Minor crime is dramatised and excessively punished in Britain for propaganda effect.
The BBC’s website yesterday carried a story – mainly for amusement it would seem - about a fumbling peeing Tom. The facts seemed pretty simple: a man was on roof of a sun tanning establishment and peeped through at a woman lying naked on her back on a sun bed. The clumsy idiot, however, was spotted by the woman underneath.
Quite obviously the woman had a right to privacy, and the man had no right to peep. In so far as a matter of this kind had to come before the courts, one would have thought that a small fine and an apology would suffice. (If the fellow were a headcase and repeatedly doing things of this kind, mental health measures might be in order.)
In actual fact the whole matter went before a crown court and the man was sentenced to three months in prison suspended for two years. True, he wasn’t actually imprisoned, but by a hair’s breadth he avoided becoming one over 80 000 now incarcerated in Brown’s Britain - a life ruined and a person consigned to social marginalisation and poverty for life.

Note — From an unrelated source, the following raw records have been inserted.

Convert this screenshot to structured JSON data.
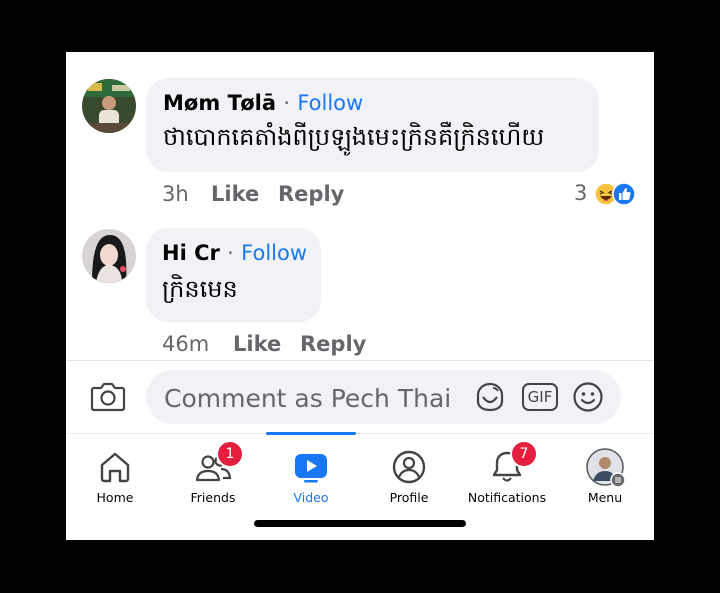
{
  "comments": [
    {
      "author": "Møm Tølā",
      "separator": "·",
      "follow_label": "Follow",
      "text": "ថាបោកគេតាំងពីប្រឡូងមេះក្រិនគឺក្រិនហើយ",
      "time": "3h",
      "like_label": "Like",
      "reply_label": "Reply",
      "reaction_count": "3"
    },
    {
      "author": "Hi Cr",
      "separator": "·",
      "follow_label": "Follow",
      "text": "ក្រិនមេន",
      "time": "46m",
      "like_label": "Like",
      "reply_label": "Reply"
    }
  ],
  "composer": {
    "placeholder": "Comment as Pech Thai",
    "gif_label": "GIF"
  },
  "nav": {
    "items": [
      {
        "label": "Home",
        "icon": "home-icon"
      },
      {
        "label": "Friends",
        "icon": "friends-icon",
        "badge": "1"
      },
      {
        "label": "Video",
        "icon": "video-icon",
        "active": true
      },
      {
        "label": "Profile",
        "icon": "profile-icon"
      },
      {
        "label": "Notifications",
        "icon": "bell-icon",
        "badge": "7"
      },
      {
        "label": "Menu",
        "icon": "menu-avatar-icon"
      }
    ]
  },
  "colors": {
    "accent": "#1877f2",
    "badge": "#e41e3f",
    "bubble": "#f0f2f5",
    "meta_text": "#65676b"
  }
}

This absurd case has no direct political meaning, but it does illustrate the state-led lust for authoritarianism which is so evident in Britain, from the ubiquitous CCTV cameras, anti- terror laws and zero-tolerance of whatever grabs a headline for government.